If ever there was a day designed to potentially dig into our insecurities as women, it is Valentine’s Day. Here is the day that we are told, reassured, that we are worthy, by having another’s love of us acknowledged. Some of use will even hold our breath until that love is demonstrated by a token acknowledgment, a card, flowers, chocolates, a kiss, a special gift. As a result this can be a day fraught with anxiety. Does he love me, or does she not? Will he remember, or will she not? Am I important to him, or am I not? And if that doesn’t happen, or doesn’t occur as we envisioned it to happen, some of us will be devastated. Talk about our self-worth being driven by external forces.
Our society does tend to condition us to see ourselves in this way. We are raised on stories of princesses in distress that need to be rescued by a prince charming, reinforcing that to be strong is not to be feminine, reinforcing our need to be dependent, and vulnerable from our earliest memories of what it means to be desirable. Our need for others to make us whole is a theme that echoes in TV shows, stories, songs, and movies, and is depicted in ads not just in our society but also in Europe, and in most of the rest of the world.
When we internalize these messages, I call this our girly thoughts. These are our beliefs, not just our feelings, that we need to be dependent to be desirable, and if we are not desirable, if we do not meet the societal standard for beauty—if we are not tall enough, thin enough, young enough, if are legs are too short, our butt too big, or our breasts too small, if we are too old, the wrong race, bi, gay, or trans, we are somehow to blame for all of the crap that comes our way as women. Our girly thoughts are deep-seeded. But by not challenging them, we give our power over to others. In this way we allow ourselves to be held hostage by how others see us, discounting how we can see ourselves.

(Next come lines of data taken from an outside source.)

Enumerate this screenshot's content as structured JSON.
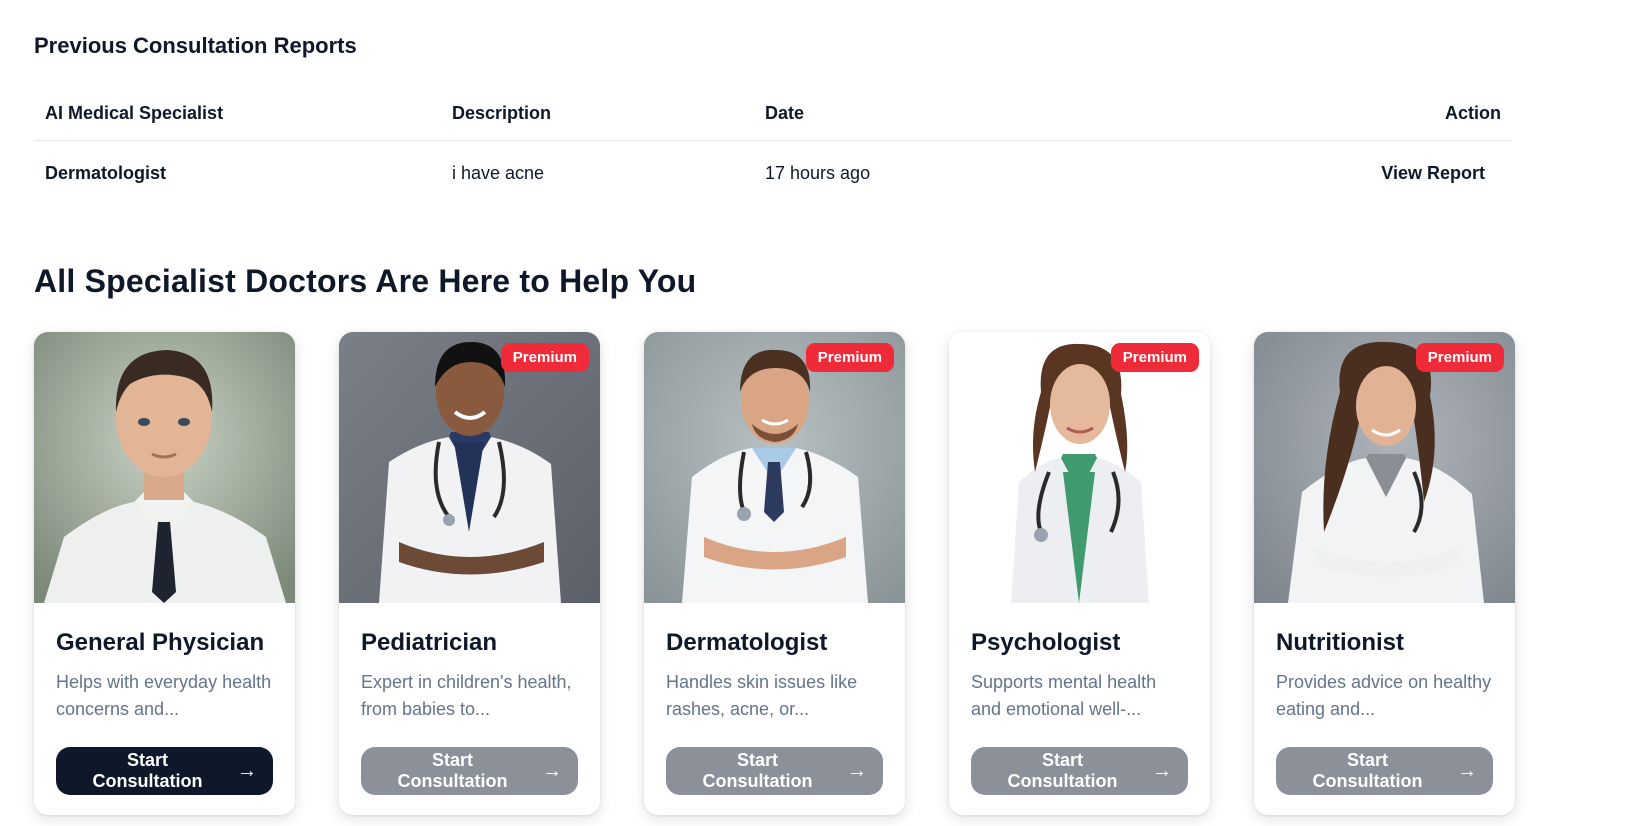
{
  "reports": {
    "title": "Previous Consultation Reports",
    "columns": [
      "AI Medical Specialist",
      "Description",
      "Date",
      "Action"
    ],
    "rows": [
      {
        "specialist": "Dermatologist",
        "description": "i have acne",
        "date": "17 hours ago",
        "action": "View Report"
      }
    ]
  },
  "doctors": {
    "heading": "All Specialist Doctors Are Here to Help You",
    "badge_label": "Premium",
    "button_label": "Start Consultation",
    "arrow_icon": "arrow-right-icon",
    "colors": {
      "badge": "#ef2b3a",
      "active_button": "#0f172a",
      "disabled_button": "#8b9099"
    },
    "items": [
      {
        "name": "General Physician",
        "description": "Helps with everyday health concerns and...",
        "premium": false,
        "button_active": true
      },
      {
        "name": "Pediatrician",
        "description": "Expert in children's health, from babies to...",
        "premium": true,
        "button_active": false
      },
      {
        "name": "Dermatologist",
        "description": "Handles skin issues like rashes, acne, or...",
        "premium": true,
        "button_active": false
      },
      {
        "name": "Psychologist",
        "description": "Supports mental health and emotional well-...",
        "premium": true,
        "button_active": false
      },
      {
        "name": "Nutritionist",
        "description": "Provides advice on healthy eating and...",
        "premium": true,
        "button_active": false
      }
    ]
  }
}
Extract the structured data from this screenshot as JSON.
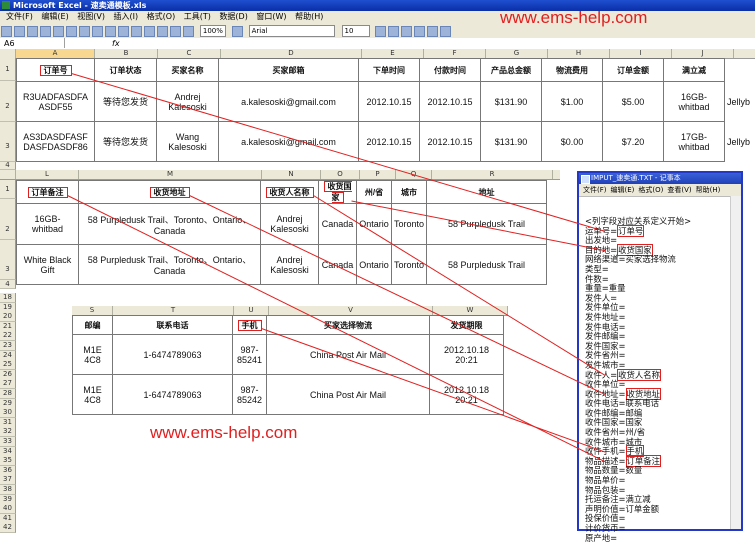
{
  "window_title": "Microsoft Excel - 速卖通模板.xls",
  "menu": [
    "文件(F)",
    "编辑(E)",
    "视图(V)",
    "插入(I)",
    "格式(O)",
    "工具(T)",
    "数据(D)",
    "窗口(W)",
    "帮助(H)"
  ],
  "toolbar": {
    "zoom": "100%",
    "font": "Arial",
    "font_size": "10"
  },
  "formula_bar": {
    "name_box": "A6",
    "fx": "fx"
  },
  "watermark_top": "www.ems-help.com",
  "watermark_bottom": "www.ems-help.com",
  "table1": {
    "columns": [
      "A",
      "B",
      "C",
      "D",
      "E",
      "F",
      "G",
      "H",
      "I",
      "J"
    ],
    "headers": [
      "订单号",
      "订单状态",
      "买家名称",
      "买家邮箱",
      "下单时间",
      "付款时间",
      "产品总金额",
      "物流费用",
      "订单金额",
      "满立减"
    ],
    "rows": [
      [
        "R3UADFASDFA\nASDF55",
        "等待您发货",
        "Andrej\nKalesoski",
        "a.kalesoski@gmail.com",
        "2012.10.15",
        "2012.10.15",
        "$131.90",
        "$1.00",
        "$5.00",
        "16GB-whitbad"
      ],
      [
        "AS3DASDFASF\nDASFDASDF86",
        "等待您发货",
        "Wang\nKalesoski",
        "a.kalesoski@gmail.com",
        "2012.10.15",
        "2012.10.15",
        "$131.90",
        "$0.00",
        "$7.20",
        "17GB-whitbad"
      ]
    ],
    "overflow": [
      "Jellyb",
      "Jellyb"
    ]
  },
  "table2": {
    "columns": [
      "L",
      "M",
      "N",
      "O",
      "P",
      "Q",
      "R"
    ],
    "headers": [
      "订单备注",
      "收货地址",
      "收货人名称",
      "收货国家",
      "州/省",
      "城市",
      "地址"
    ],
    "rows": [
      [
        "16GB-whitbad",
        "58 Purpledusk Trail、Toronto、Ontario、\nCanada",
        "Andrej\nKalesoski",
        "Canada",
        "Ontario",
        "Toronto",
        "58 Purpledusk Trail"
      ],
      [
        "White Black\nGift",
        "58 Purpledusk Trail、Toronto、Ontario、\nCanada",
        "Andrej\nKalesoski",
        "Canada",
        "Ontario",
        "Toronto",
        "58 Purpledusk Trail"
      ]
    ]
  },
  "table3": {
    "columns": [
      "S",
      "T",
      "U",
      "V",
      "W"
    ],
    "headers": [
      "邮编",
      "联系电话",
      "手机",
      "买家选择物流",
      "发货期限"
    ],
    "rows": [
      [
        "M1E\n4C8",
        "1-6474789063",
        "987-\n85241",
        "China Post Air Mail",
        "2012.10.18\n20:21"
      ],
      [
        "M1E\n4C8",
        "1-6474789063",
        "987-\n85242",
        "China Post Air Mail",
        "2012.10.18\n20:21"
      ]
    ]
  },
  "row_numbers_top": [
    "1",
    "2",
    "3",
    "4"
  ],
  "row_numbers_mid": [
    "1",
    "2",
    "3",
    "4"
  ],
  "row_numbers_bottom": [
    "18",
    "19",
    "20",
    "21",
    "22",
    "23",
    "24",
    "25",
    "26",
    "27",
    "28",
    "29",
    "30",
    "31",
    "32",
    "33",
    "34",
    "35",
    "36",
    "37",
    "38",
    "39",
    "40",
    "41",
    "42"
  ],
  "notepad": {
    "title": "IMPUT_速卖通.TXT - 记事本",
    "menu": [
      "文件(F)",
      "编辑(E)",
      "格式(O)",
      "查看(V)",
      "帮助(H)"
    ],
    "lines": [
      "<列字段对应关系定义开始>",
      "运单号=订单号",
      "出发地=",
      "目的地=收货国家",
      "网络渠道=买家选择物流",
      "类型=",
      "件数=",
      "重量=重量",
      "发件人=",
      "发件单位=",
      "发件地址=",
      "发件电话=",
      "发件邮编=",
      "发件国家=",
      "发件省州=",
      "发件城市=",
      "收件人=收货人名称",
      "收件单位=",
      "收件地址=收货地址",
      "收件电话=联系电话",
      "收件邮编=邮编",
      "收件国家=国家",
      "收件省州=州/省",
      "收件城市=城市",
      "收件手机=手机",
      "物品描述=订单备注",
      "物品数量=数量",
      "物品单价=",
      "物品包装=",
      "托运备注=满立减",
      "声明价值=订单金额",
      "投保价值=",
      "计价货币=",
      "原产地="
    ]
  }
}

Yes, this is beginning to change, but at somewhat glacial speed. But that doesn’t stop many of you today from feeling anxious…. And wondering if you are indeed loveable.
What to do? We can choose to define ourselves, and enjoy the discoveries that this process will bring us. (More about this process in my book: The Resilient Woman: Mastering the 7 Steps to Personal Power, about to be released on 3.5.13).
And you can begin to focus on loving yourself, today. Does that mean that you shouldn’t be loved by another? No! Enjoy that love as well. But know that the love of another does not define the totality of your lovability. It can contribute to it, but the love of your intimate partner is not all the love that is available to you. You can love you! You can let the love of your friends and your family in, despite their all too obvious flaws. And you can allow in the love of the universe…
I wanted to share a Valentine’s Day Thought on a calendar a friend gave me:
Some angels choose cleverly disguised lives in time and space, just to help folks get past judging by appearances. NO, they’re not much to look at, listen to, or dance with, and most would never guess they’re angels — but that’s the point. Every soul is beautiful.
A way out of our girly thoughts is to begin to enjoy the angels in your life today…. and know you are loved, by yourself, by the angels in your life, and also by the universe….
…wishing you a lovely day, hope you decide to MAKE it a Good One by noticing your loveliness, and the angels that surround you…..Hoping you find love everyday, all around you, and within you….. Patricia
Patricia A. O'Gorman, Ph.D., is a psychologist in private practice. She is noted for her work on women, trauma, and substance abuse and for her warm, inspiring, and amusing presentations that make complex issues accessible and even fun. She has served as a consultant to organizations across the country in preventative and clinical strategic planning. Dr. O'Gorman is a cofounder of the National Association for Children of Alcoholics, and she has held positions ranging from director of a rape crisis center to clinical director of a child welfare agency, and director of the division of prevention for the National Institute on Alcohol Abuse and Alcoholism (NIAAA). She is a veteran of numerous television appearances, including Good Morning America, Today, and AM Sunday and is the author of eight books including: The Girly Thoughts 10 Day Detox Plan (2014), The Resilient Woman: Mastering the 7 Steps to Personal Power (2013), and Healing Trauma Through Self-Parenting (2012) 12 Steps to Self-Parenting.